Why Worry All of the Time When We Can Worry Some of the Time
We all worry.
Worrying is a form of thinking that leaves us feeling anxious or apprehensive. Although it is not the same as anxiety, it can definitely feel uncomfortable and stressful, to say the least!
We will never be able to stop worrying completely. However, that doesn’t need to be our goal. Instead, we can develop some control over how we manage our worries and how much energy we dedicate to worrying.
💡One way we can do this is by scheduling worry time: a cognitive behavioural therapy (CBT) technique where we are encouraged to set aside time to specifically think about and work through our worries.
💡Sounds a bit counteractive, doesn’t it? Why would one schedule a time to worry if they don’t want to worry?
💡Think about this:
-Do you ever find yourself in an endless stream of worries that can consume you for hours or even an entire day?
-Do you ever feel exhausted, physically and/or mentally from spending all of this energy on worrying?

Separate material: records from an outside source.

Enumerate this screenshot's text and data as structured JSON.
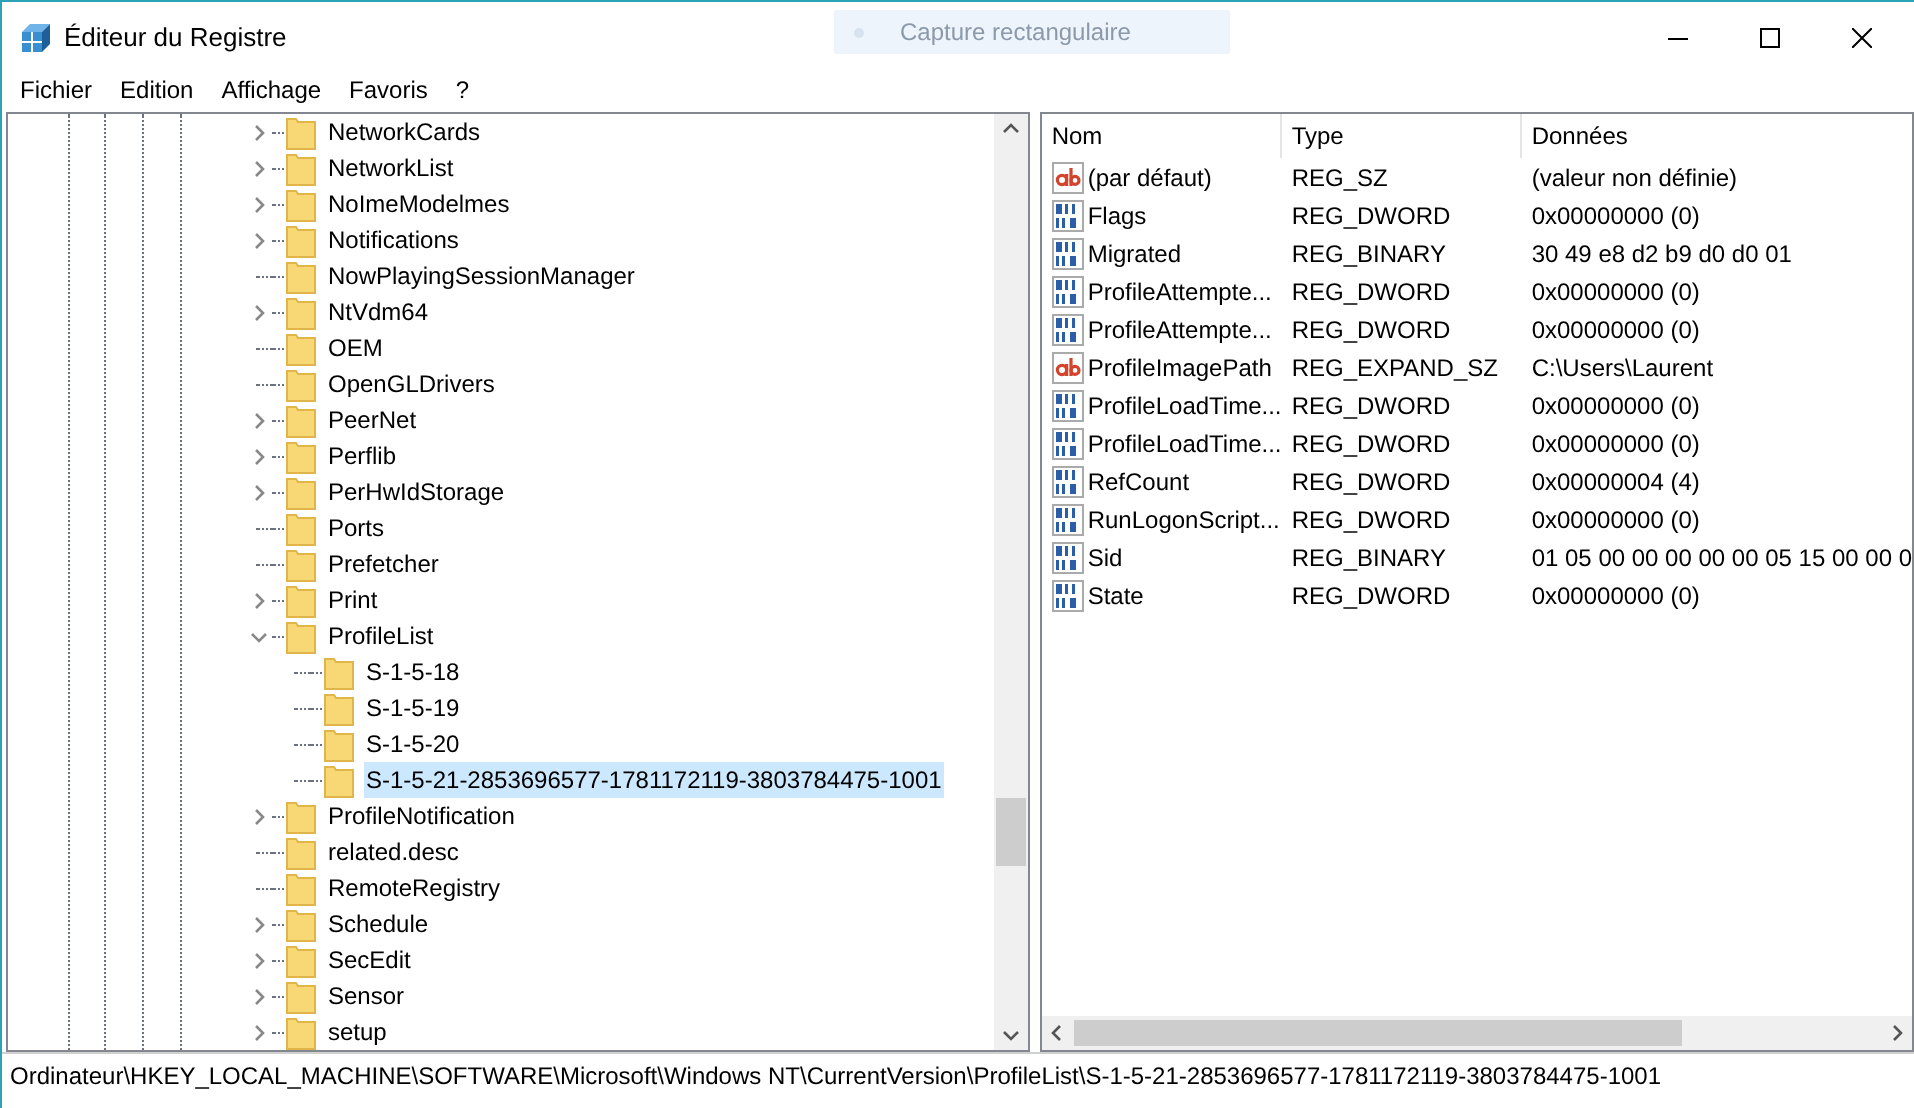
{
  "window": {
    "title": "Éditeur du Registre"
  },
  "overlay": {
    "label": "Capture rectangulaire"
  },
  "menu": [
    "Fichier",
    "Edition",
    "Affichage",
    "Favoris",
    "?"
  ],
  "tree": {
    "items": [
      {
        "name": "NetworkCards",
        "has_children": true,
        "expanded": false,
        "selected": false
      },
      {
        "name": "NetworkList",
        "has_children": true,
        "expanded": false,
        "selected": false
      },
      {
        "name": "NoImeModelmes",
        "has_children": true,
        "expanded": false,
        "selected": false
      },
      {
        "name": "Notifications",
        "has_children": true,
        "expanded": false,
        "selected": false
      },
      {
        "name": "NowPlayingSessionManager",
        "has_children": false,
        "selected": false
      },
      {
        "name": "NtVdm64",
        "has_children": true,
        "expanded": false,
        "selected": false
      },
      {
        "name": "OEM",
        "has_children": false,
        "selected": false
      },
      {
        "name": "OpenGLDrivers",
        "has_children": false,
        "selected": false
      },
      {
        "name": "PeerNet",
        "has_children": true,
        "expanded": false,
        "selected": false
      },
      {
        "name": "Perflib",
        "has_children": true,
        "expanded": false,
        "selected": false
      },
      {
        "name": "PerHwIdStorage",
        "has_children": true,
        "expanded": false,
        "selected": false
      },
      {
        "name": "Ports",
        "has_children": false,
        "selected": false
      },
      {
        "name": "Prefetcher",
        "has_children": false,
        "selected": false
      },
      {
        "name": "Print",
        "has_children": true,
        "expanded": false,
        "selected": false
      },
      {
        "name": "ProfileList",
        "has_children": true,
        "expanded": true,
        "selected": false,
        "children": [
          {
            "name": "S-1-5-18",
            "has_children": false,
            "selected": false
          },
          {
            "name": "S-1-5-19",
            "has_children": false,
            "selected": false
          },
          {
            "name": "S-1-5-20",
            "has_children": false,
            "selected": false
          },
          {
            "name": "S-1-5-21-2853696577-1781172119-3803784475-1001",
            "has_children": false,
            "selected": true
          }
        ]
      },
      {
        "name": "ProfileNotification",
        "has_children": true,
        "expanded": false,
        "selected": false
      },
      {
        "name": "related.desc",
        "has_children": false,
        "selected": false
      },
      {
        "name": "RemoteRegistry",
        "has_children": false,
        "selected": false
      },
      {
        "name": "Schedule",
        "has_children": true,
        "expanded": false,
        "selected": false
      },
      {
        "name": "SecEdit",
        "has_children": true,
        "expanded": false,
        "selected": false
      },
      {
        "name": "Sensor",
        "has_children": true,
        "expanded": false,
        "selected": false
      },
      {
        "name": "setup",
        "has_children": true,
        "expanded": false,
        "selected": false
      }
    ]
  },
  "table": {
    "columns": [
      "Nom",
      "Type",
      "Données"
    ],
    "rows": [
      {
        "kind": "string",
        "name": "(par défaut)",
        "type": "REG_SZ",
        "data": "(valeur non définie)"
      },
      {
        "kind": "binary",
        "name": "Flags",
        "type": "REG_DWORD",
        "data": "0x00000000 (0)"
      },
      {
        "kind": "binary",
        "name": "Migrated",
        "type": "REG_BINARY",
        "data": "30 49 e8 d2 b9 d0 d0 01"
      },
      {
        "kind": "binary",
        "name": "ProfileAttempte...",
        "type": "REG_DWORD",
        "data": "0x00000000 (0)"
      },
      {
        "kind": "binary",
        "name": "ProfileAttempte...",
        "type": "REG_DWORD",
        "data": "0x00000000 (0)"
      },
      {
        "kind": "string",
        "name": "ProfileImagePath",
        "type": "REG_EXPAND_SZ",
        "data": "C:\\Users\\Laurent"
      },
      {
        "kind": "binary",
        "name": "ProfileLoadTime...",
        "type": "REG_DWORD",
        "data": "0x00000000 (0)"
      },
      {
        "kind": "binary",
        "name": "ProfileLoadTime...",
        "type": "REG_DWORD",
        "data": "0x00000000 (0)"
      },
      {
        "kind": "binary",
        "name": "RefCount",
        "type": "REG_DWORD",
        "data": "0x00000004 (4)"
      },
      {
        "kind": "binary",
        "name": "RunLogonScript...",
        "type": "REG_DWORD",
        "data": "0x00000000 (0)"
      },
      {
        "kind": "binary",
        "name": "Sid",
        "type": "REG_BINARY",
        "data": "01 05 00 00 00 00 00 05 15 00 00 0"
      },
      {
        "kind": "binary",
        "name": "State",
        "type": "REG_DWORD",
        "data": "0x00000000 (0)"
      }
    ]
  },
  "status_bar": "Ordinateur\\HKEY_LOCAL_MACHINE\\SOFTWARE\\Microsoft\\Windows NT\\CurrentVersion\\ProfileList\\S-1-5-21-2853696577-1781172119-3803784475-1001"
}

💡Well, that’s the point! By setting a scheduled worry time and postponing your worries to the allocated time increases your control over your thoughts and worries while not deterring you from feeling your feelings. It allows you to grapple with the worry but doesn’t let you ruminate over it throughout the day. Thus, making worries less intrusive in your daily life.
💡Moreover, setting a scheduled worry time helps us become more mindful of our thought patterns and processes. Lastly, by allocating time for our worries, we become more productive (more energy to spend on tasks or joys at hand).
-This strategy takes practice!
-Do not use your "worry time" to delve into or relive traumatic events.
-Stop the practice if you find yourself becoming highly anxious or uncomfortable.
-Remember that worry and anxiety are not the same.